• **WORK TASK**: Restate all entries exactly.

• **SUPPLIED DATA**:
***

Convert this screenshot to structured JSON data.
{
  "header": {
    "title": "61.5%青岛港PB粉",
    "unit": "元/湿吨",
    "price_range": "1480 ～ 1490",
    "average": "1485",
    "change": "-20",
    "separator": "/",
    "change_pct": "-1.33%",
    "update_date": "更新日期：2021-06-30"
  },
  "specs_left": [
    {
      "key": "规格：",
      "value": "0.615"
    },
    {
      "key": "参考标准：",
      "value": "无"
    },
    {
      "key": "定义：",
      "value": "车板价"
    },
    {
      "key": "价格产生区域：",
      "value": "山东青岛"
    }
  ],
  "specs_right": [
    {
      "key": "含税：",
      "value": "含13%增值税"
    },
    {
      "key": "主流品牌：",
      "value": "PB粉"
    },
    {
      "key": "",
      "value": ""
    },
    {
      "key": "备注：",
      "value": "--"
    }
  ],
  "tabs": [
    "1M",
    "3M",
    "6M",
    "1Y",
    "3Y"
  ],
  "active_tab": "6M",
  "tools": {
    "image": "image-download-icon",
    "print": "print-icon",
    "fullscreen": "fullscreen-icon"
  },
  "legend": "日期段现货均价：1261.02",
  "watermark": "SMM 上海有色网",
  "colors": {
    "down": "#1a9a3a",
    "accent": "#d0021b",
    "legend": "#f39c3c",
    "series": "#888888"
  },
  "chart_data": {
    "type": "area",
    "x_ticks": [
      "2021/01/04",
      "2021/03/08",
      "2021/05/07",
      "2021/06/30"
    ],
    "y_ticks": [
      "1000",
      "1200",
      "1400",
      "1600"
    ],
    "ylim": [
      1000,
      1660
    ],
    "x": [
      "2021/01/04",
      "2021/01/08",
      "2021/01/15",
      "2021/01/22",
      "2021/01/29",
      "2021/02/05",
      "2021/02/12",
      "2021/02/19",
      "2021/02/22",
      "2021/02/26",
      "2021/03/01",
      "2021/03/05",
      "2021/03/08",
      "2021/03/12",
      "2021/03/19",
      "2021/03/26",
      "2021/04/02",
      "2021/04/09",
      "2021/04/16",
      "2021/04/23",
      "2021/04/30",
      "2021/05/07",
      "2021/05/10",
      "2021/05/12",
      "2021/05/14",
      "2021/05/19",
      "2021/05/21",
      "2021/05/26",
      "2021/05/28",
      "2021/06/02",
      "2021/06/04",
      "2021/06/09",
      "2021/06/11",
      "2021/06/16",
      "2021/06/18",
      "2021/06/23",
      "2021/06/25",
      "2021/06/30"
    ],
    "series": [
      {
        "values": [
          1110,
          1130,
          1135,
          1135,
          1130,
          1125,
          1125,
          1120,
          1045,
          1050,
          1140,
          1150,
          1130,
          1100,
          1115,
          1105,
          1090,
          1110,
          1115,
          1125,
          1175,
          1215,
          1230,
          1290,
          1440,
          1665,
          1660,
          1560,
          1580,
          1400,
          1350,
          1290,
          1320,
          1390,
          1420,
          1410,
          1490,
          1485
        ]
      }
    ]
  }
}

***

• **YOUR RESPONSE**:
Convert this screenshot to structured JSON data.
{
  "header": {
    "title": "61.5%青岛港PB粉",
    "unit": "元/湿吨",
    "price_range": "1480 ～ 1490",
    "average": "1485",
    "change": "-20",
    "separator": "/",
    "change_pct": "-1.33%",
    "update_date": "更新日期：2021-06-30"
  },
  "specs_left": [
    {
      "key": "规格：",
      "value": "0.615"
    },
    {
      "key": "参考标准：",
      "value": "无"
    },
    {
      "key": "定义：",
      "value": "车板价"
    },
    {
      "key": "价格产生区域：",
      "value": "山东青岛"
    }
  ],
  "specs_right": [
    {
      "key": "含税：",
      "value": "含13%增值税"
    },
    {
      "key": "主流品牌：",
      "value": "PB粉"
    },
    {
      "key": "",
      "value": ""
    },
    {
      "key": "备注：",
      "value": "--"
    }
  ],
  "tabs": [
    "1M",
    "3M",
    "6M",
    "1Y",
    "3Y"
  ],
  "active_tab": "6M",
  "tools": {
    "image": "image-download-icon",
    "print": "print-icon",
    "fullscreen": "fullscreen-icon"
  },
  "legend": "日期段现货均价：1261.02",
  "watermark": "SMM 上海有色网",
  "colors": {
    "down": "#1a9a3a",
    "accent": "#d0021b",
    "legend": "#f39c3c",
    "series": "#888888"
  },
  "chart_data": {
    "type": "area",
    "x_ticks": [
      "2021/01/04",
      "2021/03/08",
      "2021/05/07",
      "2021/06/30"
    ],
    "y_ticks": [
      "1000",
      "1200",
      "1400",
      "1600"
    ],
    "ylim": [
      1000,
      1660
    ],
    "x": [
      "2021/01/04",
      "2021/01/08",
      "2021/01/15",
      "2021/01/22",
      "2021/01/29",
      "2021/02/05",
      "2021/02/12",
      "2021/02/19",
      "2021/02/22",
      "2021/02/26",
      "2021/03/01",
      "2021/03/05",
      "2021/03/08",
      "2021/03/12",
      "2021/03/19",
      "2021/03/26",
      "2021/04/02",
      "2021/04/09",
      "2021/04/16",
      "2021/04/23",
      "2021/04/30",
      "2021/05/07",
      "2021/05/10",
      "2021/05/12",
      "2021/05/14",
      "2021/05/19",
      "2021/05/21",
      "2021/05/26",
      "2021/05/28",
      "2021/06/02",
      "2021/06/04",
      "2021/06/09",
      "2021/06/11",
      "2021/06/16",
      "2021/06/18",
      "2021/06/23",
      "2021/06/25",
      "2021/06/30"
    ],
    "series": [
      {
        "values": [
          1110,
          1130,
          1135,
          1135,
          1130,
          1125,
          1125,
          1120,
          1045,
          1050,
          1140,
          1150,
          1130,
          1100,
          1115,
          1105,
          1090,
          1110,
          1115,
          1125,
          1175,
          1215,
          1230,
          1290,
          1440,
          1665,
          1660,
          1560,
          1580,
          1400,
          1350,
          1290,
          1320,
          1390,
          1420,
          1410,
          1490,
          1485
        ]
      }
    ]
  }
}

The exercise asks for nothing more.